Third Step: Respond, but do not offer unsolicited information about your political affiliation. Remember that the focus is on the client. If they ask you if you are happy about the outcome of an election or which candidates you plan to support in the future, you have a decision to make. The decision may be different depending on the client, the duration of your relationship, and how comfortable you feel in self disclosing with clients. Rather than feeling obligated to share because it is important to the client, consider the potential consequence on your relationship. If the client’s views or party affiliation differ from your own, it could affect rapport. If you agree, it could also turn the therapeutic relationship into one of mutual venting, rather than a productive relationship where you take a leading role in advising the client about how to deal with disappointing outcomes. If you find yourself caught up in your own grief, direct the conversation towards productive responses such as encouraging political and social activism. As a second strategy, educate clients to use active listening skills to better understand views different from their own. A third approach is teaching clients to avoid catastrophic thinking. While surprise outcomes, such as those in 2016, can impact millions of people in significant ways, we all need to be reminded that the political pendulum does swing in both directions. Historical reflection on how things ebb and flow can be a helpful and hopeful perspective to share. Clients who are in therapy because they already think negatively or experience cognitive distortions leading to depression must be reminded that things do change, and they can be an agent of that change if they choose.

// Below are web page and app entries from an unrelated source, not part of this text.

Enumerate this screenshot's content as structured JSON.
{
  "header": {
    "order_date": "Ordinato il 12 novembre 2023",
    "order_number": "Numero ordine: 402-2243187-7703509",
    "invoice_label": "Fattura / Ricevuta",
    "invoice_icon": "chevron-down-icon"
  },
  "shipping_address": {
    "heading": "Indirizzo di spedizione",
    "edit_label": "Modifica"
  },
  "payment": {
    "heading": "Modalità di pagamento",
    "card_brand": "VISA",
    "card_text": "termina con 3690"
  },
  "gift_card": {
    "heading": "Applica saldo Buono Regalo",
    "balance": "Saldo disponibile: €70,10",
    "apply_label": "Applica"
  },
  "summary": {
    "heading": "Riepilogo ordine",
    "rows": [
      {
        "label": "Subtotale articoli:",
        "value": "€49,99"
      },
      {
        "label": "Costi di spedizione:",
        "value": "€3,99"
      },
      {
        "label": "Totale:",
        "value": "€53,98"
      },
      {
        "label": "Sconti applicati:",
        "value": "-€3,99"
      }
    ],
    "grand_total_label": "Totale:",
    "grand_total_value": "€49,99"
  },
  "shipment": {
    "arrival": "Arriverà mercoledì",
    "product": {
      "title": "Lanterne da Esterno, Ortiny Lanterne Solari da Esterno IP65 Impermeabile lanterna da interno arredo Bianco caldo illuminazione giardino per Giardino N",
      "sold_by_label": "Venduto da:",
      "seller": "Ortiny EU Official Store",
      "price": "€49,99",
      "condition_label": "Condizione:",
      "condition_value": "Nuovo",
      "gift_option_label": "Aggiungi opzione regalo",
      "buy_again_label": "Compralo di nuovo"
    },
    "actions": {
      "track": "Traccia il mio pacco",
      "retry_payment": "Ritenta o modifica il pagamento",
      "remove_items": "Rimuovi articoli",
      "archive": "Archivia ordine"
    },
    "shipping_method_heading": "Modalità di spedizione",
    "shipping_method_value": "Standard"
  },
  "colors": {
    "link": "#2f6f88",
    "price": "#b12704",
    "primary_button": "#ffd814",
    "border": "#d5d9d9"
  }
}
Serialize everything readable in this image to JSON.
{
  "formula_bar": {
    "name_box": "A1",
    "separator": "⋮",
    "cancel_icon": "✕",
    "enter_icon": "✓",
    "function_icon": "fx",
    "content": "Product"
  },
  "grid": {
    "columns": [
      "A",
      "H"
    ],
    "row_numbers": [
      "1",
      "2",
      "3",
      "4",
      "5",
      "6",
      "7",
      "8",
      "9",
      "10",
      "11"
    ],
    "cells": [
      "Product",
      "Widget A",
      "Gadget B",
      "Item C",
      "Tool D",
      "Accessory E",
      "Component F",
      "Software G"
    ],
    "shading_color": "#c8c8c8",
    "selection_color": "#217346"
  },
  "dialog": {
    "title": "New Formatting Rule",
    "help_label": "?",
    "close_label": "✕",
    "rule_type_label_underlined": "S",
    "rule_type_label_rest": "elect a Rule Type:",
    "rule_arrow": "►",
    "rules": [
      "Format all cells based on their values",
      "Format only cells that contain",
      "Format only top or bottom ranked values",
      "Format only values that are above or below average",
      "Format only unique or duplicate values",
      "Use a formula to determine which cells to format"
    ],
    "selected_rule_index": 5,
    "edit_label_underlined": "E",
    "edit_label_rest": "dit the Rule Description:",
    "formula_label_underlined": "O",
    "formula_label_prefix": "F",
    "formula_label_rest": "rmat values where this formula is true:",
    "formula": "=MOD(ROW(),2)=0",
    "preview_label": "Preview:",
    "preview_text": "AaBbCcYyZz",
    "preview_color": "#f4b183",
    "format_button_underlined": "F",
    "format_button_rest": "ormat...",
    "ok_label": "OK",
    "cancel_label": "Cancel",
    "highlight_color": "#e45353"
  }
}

Fourth Step: Remember resilience. Your relationship with clients can help them become resilient if you model for them what they may have trouble grasping after disappointment, severe anxiety, or depressed thinking. Walk alongside them in understanding that there is life after an election. This does not mean that you dismiss or minimize their concerns. Quite the contrary, you have a unique opportunity to understand the context in a healthier, more objective manner. Validating them in a gloom and doom perspective not only diminishes your ability to be effective, it may contribute to the greater anxiety and feelings of helplessness. Clients who already experience persistent anxiety and depression on a regular basis need a more balanced perspective, and one that many of us are losing sight of in recent years. Sitting elected officials have a limited term in office. They may weld great power for a period of time, but ultimately, others will assume the role, and things will change. The best thing we can do for our clients is to instill in them a sense of what they can control, and how they can proactively seek the kind of life they want, even if their favored leaders are not elected.

Photo by roya ann miller on Unsplash